__What to work on__
Your answer must be an exact copy of the records below.

(Task inputs Opens)

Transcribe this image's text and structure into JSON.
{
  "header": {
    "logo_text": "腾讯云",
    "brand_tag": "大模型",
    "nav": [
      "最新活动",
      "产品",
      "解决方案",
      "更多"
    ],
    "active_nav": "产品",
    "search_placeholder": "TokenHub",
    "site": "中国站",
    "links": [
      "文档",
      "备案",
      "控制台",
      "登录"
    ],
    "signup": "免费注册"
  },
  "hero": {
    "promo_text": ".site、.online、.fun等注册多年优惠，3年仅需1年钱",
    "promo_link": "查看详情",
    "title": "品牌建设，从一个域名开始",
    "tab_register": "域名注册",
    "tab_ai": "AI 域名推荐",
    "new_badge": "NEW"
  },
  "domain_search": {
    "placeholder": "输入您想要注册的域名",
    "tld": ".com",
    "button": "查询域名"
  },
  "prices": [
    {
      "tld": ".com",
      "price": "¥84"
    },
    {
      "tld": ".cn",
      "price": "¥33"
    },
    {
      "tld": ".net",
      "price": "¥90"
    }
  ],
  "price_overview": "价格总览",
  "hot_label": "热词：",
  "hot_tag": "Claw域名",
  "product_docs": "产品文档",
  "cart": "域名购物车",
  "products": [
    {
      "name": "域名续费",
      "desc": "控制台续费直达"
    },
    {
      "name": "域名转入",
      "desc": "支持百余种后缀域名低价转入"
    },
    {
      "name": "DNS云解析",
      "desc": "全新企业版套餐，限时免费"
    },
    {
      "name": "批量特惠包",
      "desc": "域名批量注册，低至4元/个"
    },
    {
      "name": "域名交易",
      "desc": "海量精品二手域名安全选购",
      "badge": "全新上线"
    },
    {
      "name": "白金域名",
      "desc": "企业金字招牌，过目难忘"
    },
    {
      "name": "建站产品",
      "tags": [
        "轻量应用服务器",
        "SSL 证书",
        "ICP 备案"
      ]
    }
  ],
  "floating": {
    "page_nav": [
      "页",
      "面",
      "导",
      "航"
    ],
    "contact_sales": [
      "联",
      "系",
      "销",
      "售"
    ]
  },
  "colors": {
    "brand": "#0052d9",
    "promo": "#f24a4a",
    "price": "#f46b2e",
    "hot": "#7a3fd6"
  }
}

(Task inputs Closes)

__Output below__
Transcribe this image's text and structure into JSON.
{
  "header": {
    "logo_text": "腾讯云",
    "brand_tag": "大模型",
    "nav": [
      "最新活动",
      "产品",
      "解决方案",
      "更多"
    ],
    "active_nav": "产品",
    "search_placeholder": "TokenHub",
    "site": "中国站",
    "links": [
      "文档",
      "备案",
      "控制台",
      "登录"
    ],
    "signup": "免费注册"
  },
  "hero": {
    "promo_text": ".site、.online、.fun等注册多年优惠，3年仅需1年钱",
    "promo_link": "查看详情",
    "title": "品牌建设，从一个域名开始",
    "tab_register": "域名注册",
    "tab_ai": "AI 域名推荐",
    "new_badge": "NEW"
  },
  "domain_search": {
    "placeholder": "输入您想要注册的域名",
    "tld": ".com",
    "button": "查询域名"
  },
  "prices": [
    {
      "tld": ".com",
      "price": "¥84"
    },
    {
      "tld": ".cn",
      "price": "¥33"
    },
    {
      "tld": ".net",
      "price": "¥90"
    }
  ],
  "price_overview": "价格总览",
  "hot_label": "热词：",
  "hot_tag": "Claw域名",
  "product_docs": "产品文档",
  "cart": "域名购物车",
  "products": [
    {
      "name": "域名续费",
      "desc": "控制台续费直达"
    },
    {
      "name": "域名转入",
      "desc": "支持百余种后缀域名低价转入"
    },
    {
      "name": "DNS云解析",
      "desc": "全新企业版套餐，限时免费"
    },
    {
      "name": "批量特惠包",
      "desc": "域名批量注册，低至4元/个"
    },
    {
      "name": "域名交易",
      "desc": "海量精品二手域名安全选购",
      "badge": "全新上线"
    },
    {
      "name": "白金域名",
      "desc": "企业金字招牌，过目难忘"
    },
    {
      "name": "建站产品",
      "tags": [
        "轻量应用服务器",
        "SSL 证书",
        "ICP 备案"
      ]
    }
  ],
  "floating": {
    "page_nav": [
      "页",
      "面",
      "导",
      "航"
    ],
    "contact_sales": [
      "联",
      "系",
      "销",
      "售"
    ]
  },
  "colors": {
    "brand": "#0052d9",
    "promo": "#f24a4a",
    "price": "#f46b2e",
    "hot": "#7a3fd6"
  }
}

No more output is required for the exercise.